■ **The task**:
Without altering a single character, set down all of the data below.

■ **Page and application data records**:
○ ○ ○ ○

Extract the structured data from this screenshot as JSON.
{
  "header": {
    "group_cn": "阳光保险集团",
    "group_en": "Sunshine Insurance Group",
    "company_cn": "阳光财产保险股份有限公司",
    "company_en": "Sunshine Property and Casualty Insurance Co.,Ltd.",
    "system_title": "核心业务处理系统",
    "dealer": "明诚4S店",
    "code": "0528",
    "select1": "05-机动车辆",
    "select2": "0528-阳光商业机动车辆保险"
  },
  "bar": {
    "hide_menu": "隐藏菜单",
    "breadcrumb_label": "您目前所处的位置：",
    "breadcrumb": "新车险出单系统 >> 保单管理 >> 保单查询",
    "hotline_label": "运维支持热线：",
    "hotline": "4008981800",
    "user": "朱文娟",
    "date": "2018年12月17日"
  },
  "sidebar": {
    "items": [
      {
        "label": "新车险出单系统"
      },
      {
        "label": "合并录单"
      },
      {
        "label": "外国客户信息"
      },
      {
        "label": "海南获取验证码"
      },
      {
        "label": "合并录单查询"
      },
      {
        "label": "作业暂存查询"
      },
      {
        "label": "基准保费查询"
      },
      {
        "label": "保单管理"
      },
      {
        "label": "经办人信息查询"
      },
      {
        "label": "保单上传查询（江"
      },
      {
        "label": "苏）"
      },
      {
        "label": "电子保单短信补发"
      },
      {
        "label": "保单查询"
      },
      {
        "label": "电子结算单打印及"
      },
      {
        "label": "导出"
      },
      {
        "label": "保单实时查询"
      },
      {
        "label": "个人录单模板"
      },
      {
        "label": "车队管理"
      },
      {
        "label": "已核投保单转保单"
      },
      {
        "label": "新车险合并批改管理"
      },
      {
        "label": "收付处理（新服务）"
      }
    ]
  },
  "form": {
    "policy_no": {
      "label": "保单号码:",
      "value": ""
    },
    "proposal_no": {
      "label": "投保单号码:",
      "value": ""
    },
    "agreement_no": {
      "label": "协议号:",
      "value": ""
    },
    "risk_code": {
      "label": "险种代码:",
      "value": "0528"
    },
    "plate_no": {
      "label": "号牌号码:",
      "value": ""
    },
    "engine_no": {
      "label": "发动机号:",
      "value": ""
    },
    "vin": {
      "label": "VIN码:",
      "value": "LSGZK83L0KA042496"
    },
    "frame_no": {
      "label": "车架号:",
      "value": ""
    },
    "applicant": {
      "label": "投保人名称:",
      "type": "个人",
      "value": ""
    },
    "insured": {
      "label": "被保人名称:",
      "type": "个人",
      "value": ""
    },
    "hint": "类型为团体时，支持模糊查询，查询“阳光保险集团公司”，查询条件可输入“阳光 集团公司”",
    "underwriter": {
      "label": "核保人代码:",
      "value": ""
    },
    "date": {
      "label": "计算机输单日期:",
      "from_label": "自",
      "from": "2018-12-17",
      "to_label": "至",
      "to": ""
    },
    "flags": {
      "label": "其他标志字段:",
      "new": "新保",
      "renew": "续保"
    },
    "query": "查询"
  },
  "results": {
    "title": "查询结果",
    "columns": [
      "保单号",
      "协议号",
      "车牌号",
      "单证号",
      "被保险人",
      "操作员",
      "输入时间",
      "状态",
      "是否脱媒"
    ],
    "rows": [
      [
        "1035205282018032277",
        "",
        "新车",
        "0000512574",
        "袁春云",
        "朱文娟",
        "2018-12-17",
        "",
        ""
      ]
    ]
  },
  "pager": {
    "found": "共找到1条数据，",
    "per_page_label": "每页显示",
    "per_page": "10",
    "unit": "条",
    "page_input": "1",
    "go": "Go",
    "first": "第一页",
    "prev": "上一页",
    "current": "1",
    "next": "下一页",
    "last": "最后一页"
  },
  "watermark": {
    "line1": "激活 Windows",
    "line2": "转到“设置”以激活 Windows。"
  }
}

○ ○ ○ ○

■ **Solution**:
Extract the structured data from this screenshot as JSON.
{
  "header": {
    "group_cn": "阳光保险集团",
    "group_en": "Sunshine Insurance Group",
    "company_cn": "阳光财产保险股份有限公司",
    "company_en": "Sunshine Property and Casualty Insurance Co.,Ltd.",
    "system_title": "核心业务处理系统",
    "dealer": "明诚4S店",
    "code": "0528",
    "select1": "05-机动车辆",
    "select2": "0528-阳光商业机动车辆保险"
  },
  "bar": {
    "hide_menu": "隐藏菜单",
    "breadcrumb_label": "您目前所处的位置：",
    "breadcrumb": "新车险出单系统 >> 保单管理 >> 保单查询",
    "hotline_label": "运维支持热线：",
    "hotline": "4008981800",
    "user": "朱文娟",
    "date": "2018年12月17日"
  },
  "sidebar": {
    "items": [
      {
        "label": "新车险出单系统"
      },
      {
        "label": "合并录单"
      },
      {
        "label": "外国客户信息"
      },
      {
        "label": "海南获取验证码"
      },
      {
        "label": "合并录单查询"
      },
      {
        "label": "作业暂存查询"
      },
      {
        "label": "基准保费查询"
      },
      {
        "label": "保单管理"
      },
      {
        "label": "经办人信息查询"
      },
      {
        "label": "保单上传查询（江"
      },
      {
        "label": "苏）"
      },
      {
        "label": "电子保单短信补发"
      },
      {
        "label": "保单查询"
      },
      {
        "label": "电子结算单打印及"
      },
      {
        "label": "导出"
      },
      {
        "label": "保单实时查询"
      },
      {
        "label": "个人录单模板"
      },
      {
        "label": "车队管理"
      },
      {
        "label": "已核投保单转保单"
      },
      {
        "label": "新车险合并批改管理"
      },
      {
        "label": "收付处理（新服务）"
      }
    ]
  },
  "form": {
    "policy_no": {
      "label": "保单号码:",
      "value": ""
    },
    "proposal_no": {
      "label": "投保单号码:",
      "value": ""
    },
    "agreement_no": {
      "label": "协议号:",
      "value": ""
    },
    "risk_code": {
      "label": "险种代码:",
      "value": "0528"
    },
    "plate_no": {
      "label": "号牌号码:",
      "value": ""
    },
    "engine_no": {
      "label": "发动机号:",
      "value": ""
    },
    "vin": {
      "label": "VIN码:",
      "value": "LSGZK83L0KA042496"
    },
    "frame_no": {
      "label": "车架号:",
      "value": ""
    },
    "applicant": {
      "label": "投保人名称:",
      "type": "个人",
      "value": ""
    },
    "insured": {
      "label": "被保人名称:",
      "type": "个人",
      "value": ""
    },
    "hint": "类型为团体时，支持模糊查询，查询“阳光保险集团公司”，查询条件可输入“阳光 集团公司”",
    "underwriter": {
      "label": "核保人代码:",
      "value": ""
    },
    "date": {
      "label": "计算机输单日期:",
      "from_label": "自",
      "from": "2018-12-17",
      "to_label": "至",
      "to": ""
    },
    "flags": {
      "label": "其他标志字段:",
      "new": "新保",
      "renew": "续保"
    },
    "query": "查询"
  },
  "results": {
    "title": "查询结果",
    "columns": [
      "保单号",
      "协议号",
      "车牌号",
      "单证号",
      "被保险人",
      "操作员",
      "输入时间",
      "状态",
      "是否脱媒"
    ],
    "rows": [
      [
        "1035205282018032277",
        "",
        "新车",
        "0000512574",
        "袁春云",
        "朱文娟",
        "2018-12-17",
        "",
        ""
      ]
    ]
  },
  "pager": {
    "found": "共找到1条数据，",
    "per_page_label": "每页显示",
    "per_page": "10",
    "unit": "条",
    "page_input": "1",
    "go": "Go",
    "first": "第一页",
    "prev": "上一页",
    "current": "1",
    "next": "下一页",
    "last": "最后一页"
  },
  "watermark": {
    "line1": "激活 Windows",
    "line2": "转到“设置”以激活 Windows。"
  }
}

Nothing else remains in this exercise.